Apart from the images, output the data below exactly.
*** Opening Data shown ***
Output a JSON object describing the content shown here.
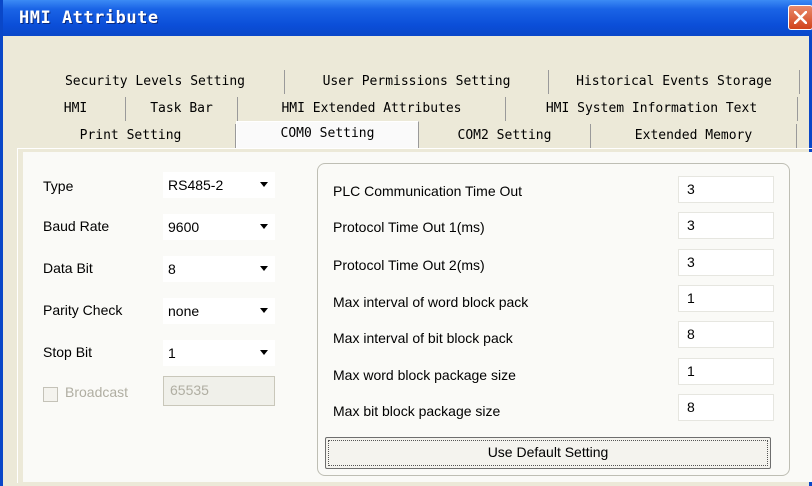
{
  "window": {
    "title": "HMI Attribute",
    "close_icon": "close-icon"
  },
  "tabs": {
    "row1": [
      "Security Levels Setting",
      "User Permissions Setting",
      "Historical Events Storage"
    ],
    "row2": [
      "HMI",
      "Task Bar",
      "HMI Extended Attributes",
      "HMI System Information Text"
    ],
    "row3": [
      "Print Setting",
      "COM0 Setting",
      "COM2 Setting",
      "Extended Memory"
    ],
    "active": "COM0 Setting"
  },
  "serial": {
    "type_label": "Type",
    "type_value": "RS485-2",
    "baud_label": "Baud Rate",
    "baud_value": "9600",
    "databit_label": "Data Bit",
    "databit_value": "8",
    "parity_label": "Parity Check",
    "parity_value": "none",
    "stopbit_label": "Stop Bit",
    "stopbit_value": "1",
    "broadcast_label": "Broadcast",
    "broadcast_value": "65535",
    "broadcast_checked": false
  },
  "comm": {
    "rows": [
      {
        "label": "PLC Communication Time Out",
        "value": "3"
      },
      {
        "label": "Protocol Time Out 1(ms)",
        "value": "3"
      },
      {
        "label": "Protocol Time Out 2(ms)",
        "value": "3"
      },
      {
        "label": "Max interval of word block pack",
        "value": "1"
      },
      {
        "label": "Max interval of bit block pack",
        "value": "8"
      },
      {
        "label": "Max word block package size",
        "value": "1"
      },
      {
        "label": "Max bit block package size",
        "value": "8"
      }
    ],
    "default_button": "Use Default Setting"
  },
  "colors": {
    "titlebar": "#0A48C9",
    "close": "#D1431C",
    "dialog_bg": "#ECE9D8"
  }
}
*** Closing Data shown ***
Answer for the task:
Output a JSON object describing the content shown here.
{
  "window": {
    "title": "HMI Attribute",
    "close_icon": "close-icon"
  },
  "tabs": {
    "row1": [
      "Security Levels Setting",
      "User Permissions Setting",
      "Historical Events Storage"
    ],
    "row2": [
      "HMI",
      "Task Bar",
      "HMI Extended Attributes",
      "HMI System Information Text"
    ],
    "row3": [
      "Print Setting",
      "COM0 Setting",
      "COM2 Setting",
      "Extended Memory"
    ],
    "active": "COM0 Setting"
  },
  "serial": {
    "type_label": "Type",
    "type_value": "RS485-2",
    "baud_label": "Baud Rate",
    "baud_value": "9600",
    "databit_label": "Data Bit",
    "databit_value": "8",
    "parity_label": "Parity Check",
    "parity_value": "none",
    "stopbit_label": "Stop Bit",
    "stopbit_value": "1",
    "broadcast_label": "Broadcast",
    "broadcast_value": "65535",
    "broadcast_checked": false
  },
  "comm": {
    "rows": [
      {
        "label": "PLC Communication Time Out",
        "value": "3"
      },
      {
        "label": "Protocol Time Out 1(ms)",
        "value": "3"
      },
      {
        "label": "Protocol Time Out 2(ms)",
        "value": "3"
      },
      {
        "label": "Max interval of word block pack",
        "value": "1"
      },
      {
        "label": "Max interval of bit block pack",
        "value": "8"
      },
      {
        "label": "Max word block package size",
        "value": "1"
      },
      {
        "label": "Max bit block package size",
        "value": "8"
      }
    ],
    "default_button": "Use Default Setting"
  },
  "colors": {
    "titlebar": "#0A48C9",
    "close": "#D1431C",
    "dialog_bg": "#ECE9D8"
  }
}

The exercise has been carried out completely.